Apart from the images, every record here needs to be copied exactly.

==*==

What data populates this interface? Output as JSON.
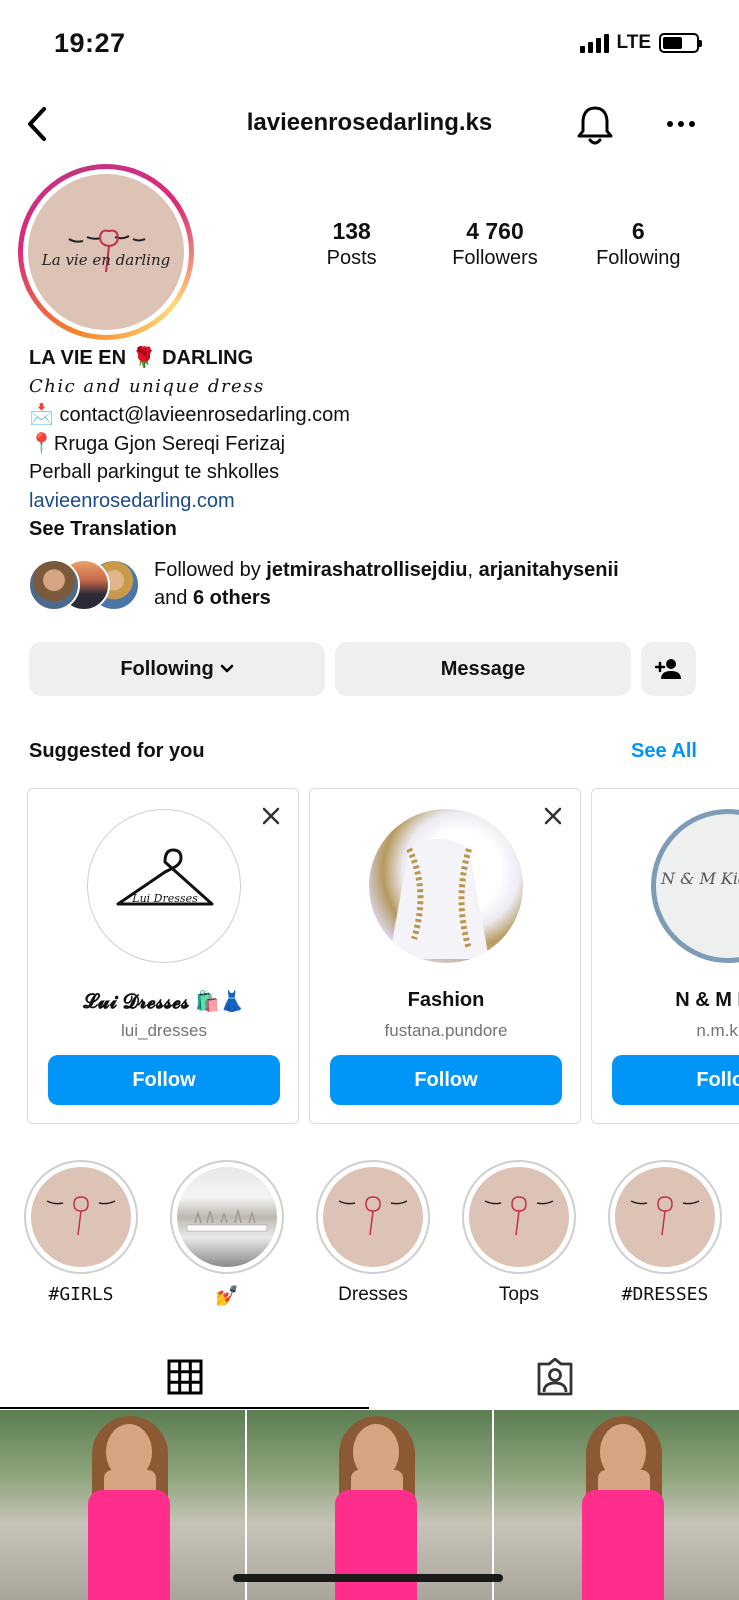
{
  "status_bar": {
    "time": "19:27",
    "network": "LTE"
  },
  "header": {
    "username": "lavieenrosedarling.ks"
  },
  "profile": {
    "avatar_text": "La vie en darling",
    "stats": [
      {
        "value": "138",
        "label": "Posts"
      },
      {
        "value": "4 760",
        "label": "Followers"
      },
      {
        "value": "6",
        "label": "Following"
      }
    ],
    "display_name": "LA VIE EN 🌹 DARLING",
    "tagline": "Chic and unique dress",
    "email_line": "📩 contact@lavieenrosedarling.com",
    "address_line1": "📍Rruga Gjon Sereqi Ferizaj",
    "address_line2": "Perball parkingut te shkolles",
    "website": "lavieenrosedarling.com",
    "see_translation": "See Translation"
  },
  "followed_by": {
    "prefix": "Followed by ",
    "user1": "jetmirashatrollisejdiu",
    "sep": ", ",
    "user2": "arjanitahysenii",
    "and": "and ",
    "others": "6 others"
  },
  "actions": {
    "following": "Following",
    "message": "Message"
  },
  "suggested": {
    "title": "Suggested for you",
    "see_all": "See All",
    "cards": [
      {
        "name": "𝓛𝓾𝓲 𝓓𝓻𝓮𝓼𝓼𝓮𝓼 🛍️👗",
        "handle": "lui_dresses",
        "follow": "Follow",
        "pic_text": "Lui Dresses"
      },
      {
        "name": "Fashion",
        "handle": "fustana.pundore",
        "follow": "Follow"
      },
      {
        "name": "N & M Kids",
        "handle": "n.m.kids",
        "follow": "Follow",
        "pic_text": "N & M Kids Clothing"
      }
    ]
  },
  "highlights": [
    {
      "label": "#GIRLS"
    },
    {
      "label": "💅"
    },
    {
      "label": "Dresses"
    },
    {
      "label": "Tops"
    },
    {
      "label": "#DRESSES"
    }
  ],
  "colors": {
    "accent": "#0095f6",
    "link": "#1b4b8a",
    "button_bg": "#efefef",
    "avatar_bg": "#dcc3b5",
    "dress": "#ff2e8c"
  }
}
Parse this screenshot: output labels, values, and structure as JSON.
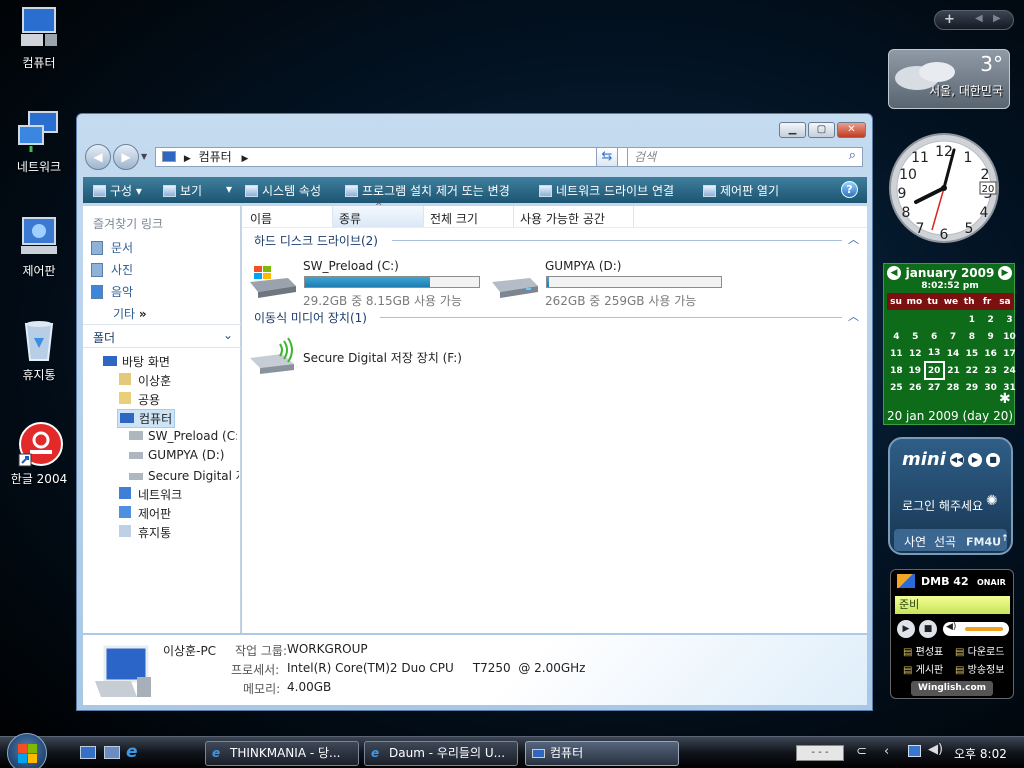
{
  "desktop": {
    "icons": [
      "컴퓨터",
      "네트워크",
      "제어판",
      "휴지통",
      "한글 2004"
    ]
  },
  "window": {
    "address": [
      "컴퓨터"
    ],
    "search_placeholder": "검색",
    "toolbar": [
      "구성",
      "보기",
      "시스템 속성",
      "프로그램 설치 제거 또는 변경",
      "네트워크 드라이브 연결",
      "제어판 열기"
    ],
    "nav": {
      "fav_title": "즐겨찾기 링크",
      "links": [
        "문서",
        "사진",
        "음악"
      ],
      "more": "기타",
      "folders_title": "폴더",
      "tree": [
        "바탕 화면",
        "이상훈",
        "공용",
        "컴퓨터",
        "SW_Preload (C:)",
        "GUMPYA (D:)",
        "Secure Digital 저:",
        "네트워크",
        "제어판",
        "휴지통"
      ]
    },
    "columns": [
      "이름",
      "종류",
      "전체 크기",
      "사용 가능한 공간"
    ],
    "groups": {
      "hdd": "하드 디스크 드라이브(2)",
      "removable": "이동식 미디어 장치(1)"
    },
    "drives": [
      {
        "name": "SW_Preload (C:)",
        "space": "29.2GB 중 8.15GB 사용 가능",
        "used_fraction": 0.72
      },
      {
        "name": "GUMPYA (D:)",
        "space": "262GB 중 259GB 사용 가능",
        "used_fraction": 0.01
      }
    ],
    "removable": "Secure Digital 저장 장치 (F:)",
    "details": {
      "pc": "이상훈-PC",
      "workgroup_label": "작업 그룹:",
      "workgroup": "WORKGROUP",
      "cpu_label": "프로세서:",
      "cpu": "Intel(R) Core(TM)2 Duo CPU     T7250  @ 2.00GHz",
      "mem_label": "메모리:",
      "mem": "4.00GB"
    }
  },
  "gadgets": {
    "weather": {
      "temp": "3°",
      "location": "서울, 대한민국"
    },
    "clock": {
      "date": "20"
    },
    "calendar": {
      "month": "january 2009",
      "time": "8:02:52 pm",
      "days": [
        "su",
        "mo",
        "tu",
        "we",
        "th",
        "fr",
        "sa"
      ],
      "weeks": [
        [
          "",
          "",
          "",
          "",
          "1",
          "2",
          "3"
        ],
        [
          "4",
          "5",
          "6",
          "7",
          "8",
          "9",
          "10"
        ],
        [
          "11",
          "12",
          "13",
          "14",
          "15",
          "16",
          "17"
        ],
        [
          "18",
          "19",
          "20",
          "21",
          "22",
          "23",
          "24"
        ],
        [
          "25",
          "26",
          "27",
          "28",
          "29",
          "30",
          "31"
        ]
      ],
      "footer": "20 jan 2009 (day 20)"
    },
    "mini": {
      "logo": "mini",
      "login": "로그인 해주세요",
      "tabs": [
        "사연",
        "선곡",
        "FM4U"
      ]
    },
    "dmb": {
      "title": "DMB 42",
      "onair": "ONAIR",
      "status": "준비",
      "menu": [
        "편성표",
        "다운로드",
        "게시판",
        "방송정보"
      ],
      "footer": "Winglish.com"
    }
  },
  "taskbar": {
    "buttons": [
      "THINKMANIA - 당...",
      "Daum - 우리들의 U...",
      "컴퓨터"
    ],
    "clock": "오후 8:02",
    "tray_box": "- - -"
  }
}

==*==

*TASK RESULT*
What data populates this interface? Output as JSON.
{
  "status_bar": {
    "time": "19:27",
    "network": "LTE"
  },
  "header": {
    "username": "lavieenrosedarling.ks"
  },
  "profile": {
    "avatar_text": "La vie en darling",
    "stats": [
      {
        "value": "138",
        "label": "Posts"
      },
      {
        "value": "4 760",
        "label": "Followers"
      },
      {
        "value": "6",
        "label": "Following"
      }
    ],
    "display_name": "LA VIE EN 🌹 DARLING",
    "tagline": "Chic and unique dress",
    "email_line": "📩 contact@lavieenrosedarling.com",
    "address_line1": "📍Rruga Gjon Sereqi Ferizaj",
    "address_line2": "Perball parkingut te shkolles",
    "website": "lavieenrosedarling.com",
    "see_translation": "See Translation"
  },
  "followed_by": {
    "prefix": "Followed by ",
    "user1": "jetmirashatrollisejdiu",
    "sep": ", ",
    "user2": "arjanitahysenii",
    "and": "and ",
    "others": "6 others"
  },
  "actions": {
    "following": "Following",
    "message": "Message"
  },
  "suggested": {
    "title": "Suggested for you",
    "see_all": "See All",
    "cards": [
      {
        "name": "𝓛𝓾𝓲 𝓓𝓻𝓮𝓼𝓼𝓮𝓼 🛍️👗",
        "handle": "lui_dresses",
        "follow": "Follow",
        "pic_text": "Lui Dresses"
      },
      {
        "name": "Fashion",
        "handle": "fustana.pundore",
        "follow": "Follow"
      },
      {
        "name": "N & M Kids",
        "handle": "n.m.kids",
        "follow": "Follow",
        "pic_text": "N & M Kids Clothing"
      }
    ]
  },
  "highlights": [
    {
      "label": "#GIRLS"
    },
    {
      "label": "💅"
    },
    {
      "label": "Dresses"
    },
    {
      "label": "Tops"
    },
    {
      "label": "#DRESSES"
    }
  ],
  "colors": {
    "accent": "#0095f6",
    "link": "#1b4b8a",
    "button_bg": "#efefef",
    "avatar_bg": "#dcc3b5",
    "dress": "#ff2e8c"
  }
}
Parse this screenshot: output labels, values, and structure as JSON.
{
  "desktop": {
    "icons": [
      "컴퓨터",
      "네트워크",
      "제어판",
      "휴지통",
      "한글 2004"
    ]
  },
  "window": {
    "address": [
      "컴퓨터"
    ],
    "search_placeholder": "검색",
    "toolbar": [
      "구성",
      "보기",
      "시스템 속성",
      "프로그램 설치 제거 또는 변경",
      "네트워크 드라이브 연결",
      "제어판 열기"
    ],
    "nav": {
      "fav_title": "즐겨찾기 링크",
      "links": [
        "문서",
        "사진",
        "음악"
      ],
      "more": "기타",
      "folders_title": "폴더",
      "tree": [
        "바탕 화면",
        "이상훈",
        "공용",
        "컴퓨터",
        "SW_Preload (C:)",
        "GUMPYA (D:)",
        "Secure Digital 저:",
        "네트워크",
        "제어판",
        "휴지통"
      ]
    },
    "columns": [
      "이름",
      "종류",
      "전체 크기",
      "사용 가능한 공간"
    ],
    "groups": {
      "hdd": "하드 디스크 드라이브(2)",
      "removable": "이동식 미디어 장치(1)"
    },
    "drives": [
      {
        "name": "SW_Preload (C:)",
        "space": "29.2GB 중 8.15GB 사용 가능",
        "used_fraction": 0.72
      },
      {
        "name": "GUMPYA (D:)",
        "space": "262GB 중 259GB 사용 가능",
        "used_fraction": 0.01
      }
    ],
    "removable": "Secure Digital 저장 장치 (F:)",
    "details": {
      "pc": "이상훈-PC",
      "workgroup_label": "작업 그룹:",
      "workgroup": "WORKGROUP",
      "cpu_label": "프로세서:",
      "cpu": "Intel(R) Core(TM)2 Duo CPU     T7250  @ 2.00GHz",
      "mem_label": "메모리:",
      "mem": "4.00GB"
    }
  },
  "gadgets": {
    "weather": {
      "temp": "3°",
      "location": "서울, 대한민국"
    },
    "clock": {
      "date": "20"
    },
    "calendar": {
      "month": "january 2009",
      "time": "8:02:52 pm",
      "days": [
        "su",
        "mo",
        "tu",
        "we",
        "th",
        "fr",
        "sa"
      ],
      "weeks": [
        [
          "",
          "",
          "",
          "",
          "1",
          "2",
          "3"
        ],
        [
          "4",
          "5",
          "6",
          "7",
          "8",
          "9",
          "10"
        ],
        [
          "11",
          "12",
          "13",
          "14",
          "15",
          "16",
          "17"
        ],
        [
          "18",
          "19",
          "20",
          "21",
          "22",
          "23",
          "24"
        ],
        [
          "25",
          "26",
          "27",
          "28",
          "29",
          "30",
          "31"
        ]
      ],
      "footer": "20 jan 2009 (day 20)"
    },
    "mini": {
      "logo": "mini",
      "login": "로그인 해주세요",
      "tabs": [
        "사연",
        "선곡",
        "FM4U"
      ]
    },
    "dmb": {
      "title": "DMB 42",
      "onair": "ONAIR",
      "status": "준비",
      "menu": [
        "편성표",
        "다운로드",
        "게시판",
        "방송정보"
      ],
      "footer": "Winglish.com"
    }
  },
  "taskbar": {
    "buttons": [
      "THINKMANIA - 당...",
      "Daum - 우리들의 U...",
      "컴퓨터"
    ],
    "clock": "오후 8:02",
    "tray_box": "- - -"
  }
}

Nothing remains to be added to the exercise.